(Items listed in a dataset)
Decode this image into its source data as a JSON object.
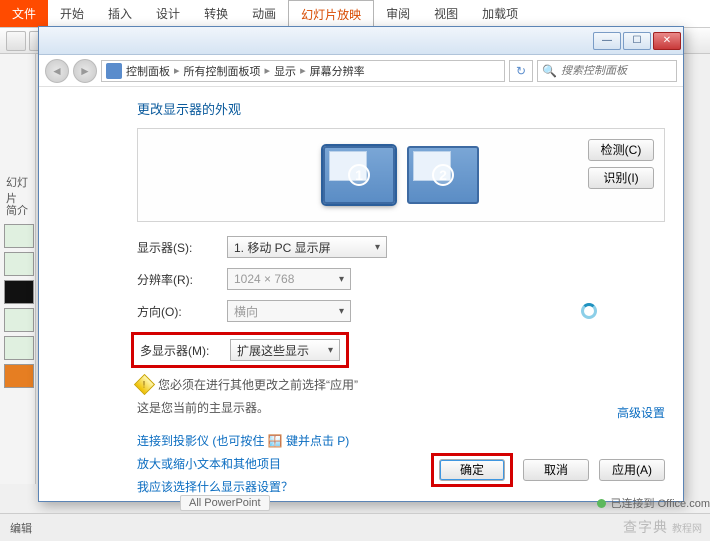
{
  "ribbon": {
    "file": "文件",
    "tabs": [
      "开始",
      "插入",
      "设计",
      "转换",
      "动画",
      "幻灯片放映",
      "审阅",
      "视图",
      "加载项"
    ],
    "active_index": 5
  },
  "left_panel": {
    "label_slides": "幻灯片",
    "label_outline": "简介"
  },
  "window": {
    "controls": {
      "min": "—",
      "max": "☐",
      "close": "✕"
    },
    "breadcrumb": [
      "控制面板",
      "所有控制面板项",
      "显示",
      "屏幕分辨率"
    ],
    "search_placeholder": "搜索控制面板",
    "heading": "更改显示器的外观",
    "panel_buttons": {
      "detect": "检测(C)",
      "identify": "识别(I)"
    },
    "monitors": [
      "1",
      "2"
    ],
    "labels": {
      "display": "显示器(S):",
      "resolution": "分辨率(R):",
      "orientation": "方向(O):",
      "multi": "多显示器(M):"
    },
    "values": {
      "display": "1. 移动 PC 显示屏",
      "resolution": "1024 × 768",
      "orientation": "横向",
      "multi": "扩展这些显示"
    },
    "warn": "您必须在进行其他更改之前选择“应用”",
    "primary_note": "这是您当前的主显示器。",
    "advanced": "高级设置",
    "links": {
      "projector": "连接到投影仪 (也可按住 🪟 键并点击 P)",
      "textsize": "放大或缩小文本和其他项目",
      "whichsetting": "我应该选择什么显示器设置？"
    },
    "buttons": {
      "ok": "确定",
      "cancel": "取消",
      "apply": "应用(A)"
    }
  },
  "status": {
    "edit_label": "编辑",
    "all_pp": "All PowerPoint",
    "conn": "已连接到 Office.com"
  },
  "watermark": {
    "main": "查字典",
    "sub": "教程网"
  }
}
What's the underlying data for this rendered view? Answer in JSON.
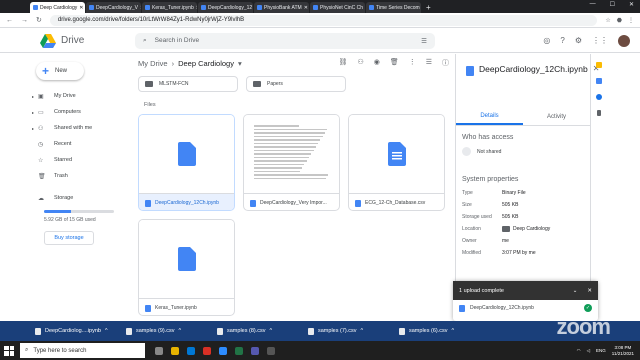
{
  "browser": {
    "tabs": [
      {
        "label": "Deep Cardiology",
        "active": true
      },
      {
        "label": "DeepCardiology_V",
        "active": false
      },
      {
        "label": "Keras_Tuner.ipynb",
        "active": false
      },
      {
        "label": "DeepCardiology_12",
        "active": false
      },
      {
        "label": "PhysioBank ATM",
        "active": false
      },
      {
        "label": "PhysioNet CinC Ch",
        "active": false
      },
      {
        "label": "Time Series Decom",
        "active": false
      }
    ],
    "url": "drive.google.com/drive/folders/10rLtWrW84Zy1-RdwNy0jrWjZ-Y9lvlhB"
  },
  "header": {
    "app_name": "Drive",
    "search_placeholder": "Search in Drive"
  },
  "sidebar": {
    "new_label": "New",
    "items": [
      {
        "label": "My Drive",
        "icon": "drive-icon"
      },
      {
        "label": "Computers",
        "icon": "computer-icon"
      },
      {
        "label": "Shared with me",
        "icon": "people-icon"
      },
      {
        "label": "Recent",
        "icon": "clock-icon"
      },
      {
        "label": "Starred",
        "icon": "star-icon"
      },
      {
        "label": "Trash",
        "icon": "trash-icon"
      }
    ],
    "storage_label": "Storage",
    "storage_text": "5.92 GB of 15 GB used",
    "storage_fraction": 0.39,
    "buy_label": "Buy storage"
  },
  "main": {
    "breadcrumb_root": "My Drive",
    "breadcrumb_current": "Deep Cardiology",
    "folders": [
      "MLSTM-FCN",
      "Papers"
    ],
    "files_heading": "Files",
    "files": [
      {
        "name": "DeepCardiology_12Ch.ipynb",
        "selected": true,
        "kind": "doc"
      },
      {
        "name": "DeepCardiology_Very Impor...",
        "selected": false,
        "kind": "preview"
      },
      {
        "name": "ECG_12-Ch_Database.csv",
        "selected": false,
        "kind": "lines"
      },
      {
        "name": "Keras_Tuner.ipynb",
        "selected": false,
        "kind": "doc"
      }
    ]
  },
  "details": {
    "title": "DeepCardiology_12Ch.ipynb",
    "tab_details": "Details",
    "tab_activity": "Activity",
    "access_heading": "Who has access",
    "access_status": "Not shared",
    "props_heading": "System properties",
    "props": [
      {
        "k": "Type",
        "v": "Binary File"
      },
      {
        "k": "Size",
        "v": "505 KB"
      },
      {
        "k": "Storage used",
        "v": "505 KB"
      },
      {
        "k": "Location",
        "v": "Deep Cardiology"
      },
      {
        "k": "Owner",
        "v": "me"
      },
      {
        "k": "Modified",
        "v": "3:07 PM by me"
      }
    ]
  },
  "toast": {
    "title": "1 upload complete",
    "file": "DeepCardiology_12Ch.ipynb"
  },
  "downloads": [
    "DeepCardiolog....ipynb",
    "samples (9).csv",
    "samples (8).csv",
    "samples (7).csv",
    "samples (6).csv"
  ],
  "overlay_logo": "zoom",
  "taskbar": {
    "search_placeholder": "Type here to search",
    "lang": "ENG",
    "time": "3:08 PM",
    "date": "11/21/2021"
  }
}
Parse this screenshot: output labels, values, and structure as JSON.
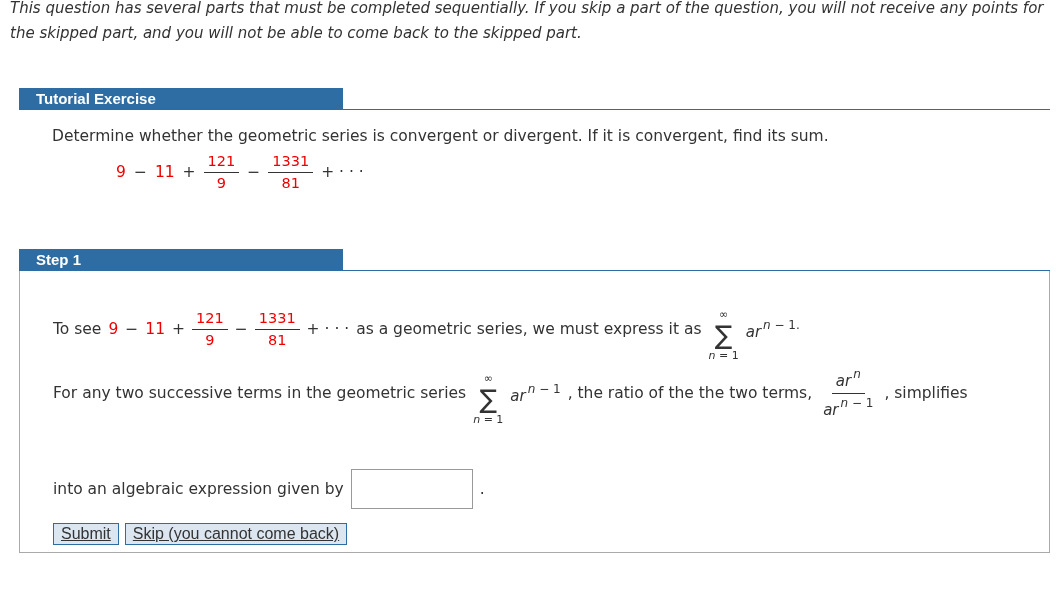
{
  "notice": "This question has several parts that must be completed sequentially. If you skip a part of the question, you will not receive any points for the skipped part, and you will not be able to come back to the skipped part.",
  "tutorial": {
    "header": "Tutorial Exercise",
    "prompt": "Determine whether the geometric series is convergent or divergent. If it is convergent, find its sum.",
    "expression": [
      {
        "kind": "given",
        "text": "9"
      },
      {
        "kind": "op",
        "text": "−"
      },
      {
        "kind": "given",
        "text": "11"
      },
      {
        "kind": "op",
        "text": "+"
      },
      {
        "kind": "frac",
        "num": [
          {
            "kind": "given",
            "text": "121"
          }
        ],
        "den": [
          {
            "kind": "given",
            "text": "9"
          }
        ]
      },
      {
        "kind": "op",
        "text": "−"
      },
      {
        "kind": "frac",
        "num": [
          {
            "kind": "given",
            "text": "1331"
          }
        ],
        "den": [
          {
            "kind": "given",
            "text": "81"
          }
        ]
      },
      {
        "kind": "op",
        "text": "+ · · ·"
      }
    ]
  },
  "step": {
    "header": "Step 1",
    "paragraphs": [
      [
        {
          "kind": "text",
          "text": "To see"
        },
        {
          "kind": "given",
          "text": "9"
        },
        {
          "kind": "op",
          "text": "−"
        },
        {
          "kind": "given",
          "text": "11"
        },
        {
          "kind": "op",
          "text": "+"
        },
        {
          "kind": "frac",
          "num": [
            {
              "kind": "given",
              "text": "121"
            }
          ],
          "den": [
            {
              "kind": "given",
              "text": "9"
            }
          ]
        },
        {
          "kind": "op",
          "text": "−"
        },
        {
          "kind": "frac",
          "num": [
            {
              "kind": "given",
              "text": "1331"
            }
          ],
          "den": [
            {
              "kind": "given",
              "text": "81"
            }
          ]
        },
        {
          "kind": "op",
          "text": "+ · · ·"
        },
        {
          "kind": "text",
          "text": "as a geometric series, we must express it as"
        },
        {
          "kind": "sum",
          "symbol": "∑",
          "upper": "∞",
          "lower": "*n* = 1"
        },
        {
          "kind": "power",
          "base": "*ar*",
          "exp": "*n* − 1."
        }
      ],
      [
        {
          "kind": "text",
          "text": "For any two successive terms in the geometric series"
        },
        {
          "kind": "sum",
          "symbol": "∑",
          "upper": "∞",
          "lower": "*n* = 1"
        },
        {
          "kind": "power",
          "base": "*ar*",
          "exp": "*n* − 1"
        },
        {
          "kind": "text",
          "text": ", the ratio of the the two terms,"
        },
        {
          "kind": "frac",
          "num": [
            {
              "kind": "power",
              "base": "*ar*",
              "exp": "*n*"
            }
          ],
          "den": [
            {
              "kind": "power",
              "base": "*ar*",
              "exp": "*n* − 1"
            }
          ]
        },
        {
          "kind": "text",
          "text": ", simplifies"
        }
      ],
      [
        {
          "kind": "text",
          "text": "into an algebraic expression given by"
        },
        {
          "kind": "field"
        },
        {
          "kind": "text",
          "text": "."
        }
      ]
    ],
    "buttons": [
      "Submit",
      "Skip (you cannot come back)"
    ]
  }
}
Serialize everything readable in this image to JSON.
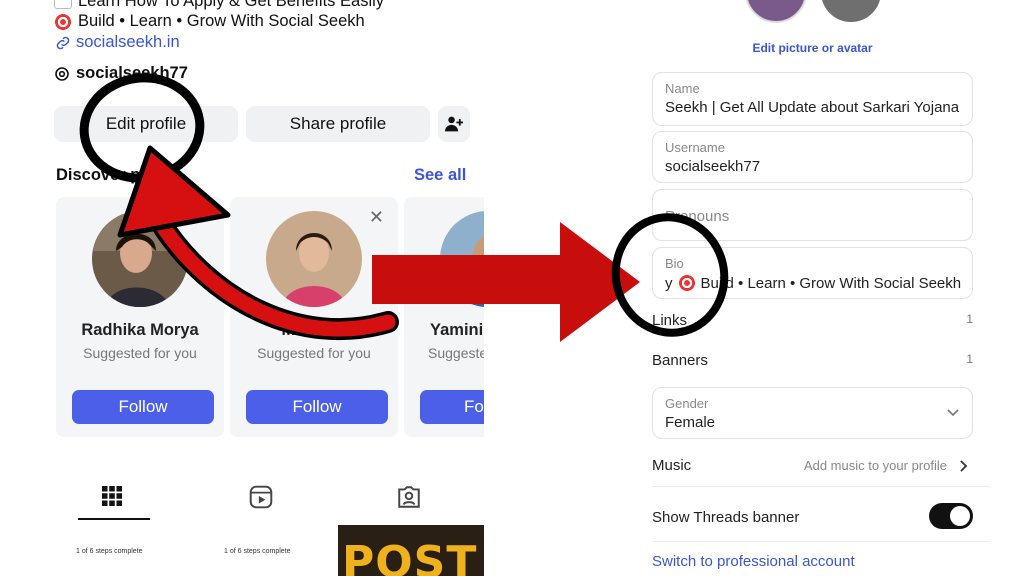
{
  "profile": {
    "bio_line1": "Learn How To Apply & Get Benefits Easily",
    "bio_line2": "Build • Learn • Grow With Social Seekh",
    "link": "socialseekh.in",
    "threads_handle": "socialseekh77",
    "edit_profile": "Edit profile",
    "share_profile": "Share profile"
  },
  "discover": {
    "title": "Discover people",
    "see_all": "See all",
    "cards": [
      {
        "name": "Radhika Morya",
        "sub": "Suggested for you",
        "follow": "Follow"
      },
      {
        "name": "Makeo...",
        "sub": "Suggested for you",
        "follow": "Follow"
      },
      {
        "name": "Yamini",
        "sub": "Suggeste",
        "follow": "Fo"
      }
    ]
  },
  "steps": {
    "label1": "1 of 6 steps complete",
    "label2": "1 of 6 steps complete"
  },
  "post_thumb_text": "POST",
  "edit_form": {
    "edit_picture": "Edit picture or avatar",
    "name_label": "Name",
    "name_value": "Seekh | Get All Update about Sarkari Yojana",
    "username_label": "Username",
    "username_value": "socialseekh77",
    "pronouns_label": "Pronouns",
    "bio_label": "Bio",
    "bio_value": "Build • Learn • Grow With Social Seekh",
    "bio_prefix": "y",
    "links_label": "Links",
    "links_count": "1",
    "banners_label": "Banners",
    "banners_count": "1",
    "gender_label": "Gender",
    "gender_value": "Female",
    "music_label": "Music",
    "music_placeholder": "Add music to your profile",
    "threads_banner_label": "Show Threads banner",
    "switch_pro": "Switch to professional account"
  },
  "colors": {
    "accent": "#3a55d6",
    "follow_button": "#4b5fe8",
    "arrow_red": "#c80d0d",
    "annotation_black": "#000000"
  }
}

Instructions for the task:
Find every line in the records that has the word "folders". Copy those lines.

Answer:
    "url": "drive.google.com/drive/folders/10rLtWrW84Zy1-RdwNy0jrWjZ-Y9lvlhB"
    "folders": [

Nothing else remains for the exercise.